Maybe because she’s a Brit and therefore as captivated by Kansas’s strangeness as she is by Oz’s, she takes readers down erratic but flavorful byways—spiritualism, infant mortality, women’s suffrage, and the advent of electric power and the telephone—that enrich her book’s subject even when the influence of at least some of them on Baum can’t help but be conjectural. For instance, Loncraine obviously can’t prove that the Tin Man has anything to do with the Civil War amputees who’d have been a common sight in Baum’s youth. A novelty, too, since veterans of earlier wars were seldom surgically maimed that way. Yet the association needn’t have been conscious on his part, and the image is evocative in its own right.
So are plenty of others here, and Loncraine can be mischievous about using our familiarity with Dorothy’s story to her advantage. She doesn’t have to spell out the connections to give us a tingle of anticipatory recognition at each of the real-world sources she’s turned up for Baum’s fantasy, from period anecdotes of vanishing balloonists to a letter from his sister-in-law that mentions a house blown away by a cyclone. Better yet, she’s got a knack for choosing the right detail to make routine observations sparkle.
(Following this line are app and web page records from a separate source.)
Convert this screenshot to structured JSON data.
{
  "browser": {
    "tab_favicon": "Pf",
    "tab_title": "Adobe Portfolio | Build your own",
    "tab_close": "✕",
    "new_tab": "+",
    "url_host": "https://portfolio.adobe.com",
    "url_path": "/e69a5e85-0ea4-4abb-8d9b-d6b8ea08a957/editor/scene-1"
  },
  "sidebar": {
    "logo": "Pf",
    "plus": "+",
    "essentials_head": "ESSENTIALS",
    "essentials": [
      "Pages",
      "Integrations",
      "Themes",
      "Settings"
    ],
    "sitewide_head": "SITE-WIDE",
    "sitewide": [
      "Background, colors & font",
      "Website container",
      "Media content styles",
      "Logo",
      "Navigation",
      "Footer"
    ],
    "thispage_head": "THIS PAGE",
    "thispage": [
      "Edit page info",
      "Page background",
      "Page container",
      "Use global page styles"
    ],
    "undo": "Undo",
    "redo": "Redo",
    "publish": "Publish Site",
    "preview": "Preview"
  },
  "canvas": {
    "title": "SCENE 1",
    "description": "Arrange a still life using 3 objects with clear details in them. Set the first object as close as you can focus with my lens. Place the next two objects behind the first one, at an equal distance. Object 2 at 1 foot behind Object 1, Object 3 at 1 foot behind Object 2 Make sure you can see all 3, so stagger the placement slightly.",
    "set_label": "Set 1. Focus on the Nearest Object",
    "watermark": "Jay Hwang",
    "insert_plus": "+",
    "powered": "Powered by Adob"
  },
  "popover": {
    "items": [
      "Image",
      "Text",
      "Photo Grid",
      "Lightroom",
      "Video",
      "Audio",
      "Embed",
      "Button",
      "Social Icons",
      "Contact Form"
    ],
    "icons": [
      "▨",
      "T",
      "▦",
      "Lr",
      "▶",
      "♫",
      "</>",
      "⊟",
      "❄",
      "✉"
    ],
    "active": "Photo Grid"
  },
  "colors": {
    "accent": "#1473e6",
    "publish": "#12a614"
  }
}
While she’s hardly the first to peg P.T. Barnum as the Wizard’s likeliest carnival prototype, I’m not sure I’d ever truly appreciated his prescient genius before learning that his pageant floats sometimes featured mirrors “so that stunned passersby could see their own distorted features grinning back at them” from a biblical or fairy-tale scene—as good a metaphor for pop culture as any.
In fact, the only thing Loncraine can’t do is make Baum himself interesting. Since Finding Oz has the same problem, we can guess where the blame lies. At best, he registers as a still-recognizable American type: one of those go-getting blends of self-confidence and dilettantism whose wayward imagination functions unburdened by introspection. In both accounts his sensibility doesn’t develop so much as it sits around waiting for one of its owner’s hobbies to hit pay dirt. In later years Baum grew fond of embroidering the conceit that Oz actually existed and he was only its historian, which at one level was just canny marketing to the kiddie audience he’d helped, er, invent. But as Loncraine points out, it was also a way of disclaiming authorship—and the shoe fits.
Whatever he was, a deliberate artist he wasn’t. If he had been, he’d probably have bungled the job of turning Huck Finn’s raft into a middle-class house at risk from cyclones—but that only deepens the mystery. After all, 27 million people visited the Chicago World’s Fair in 1893. Only one of them wrote The Wonderful Wizard of Oz, and Loncraine can’t tell us who he really was. My hunch is that Baum couldn’t have, either. This book’s lively portrait of the multiple real and fraudulent worlds vanishing and emerging around him as he set pencil to paper is the next best thing.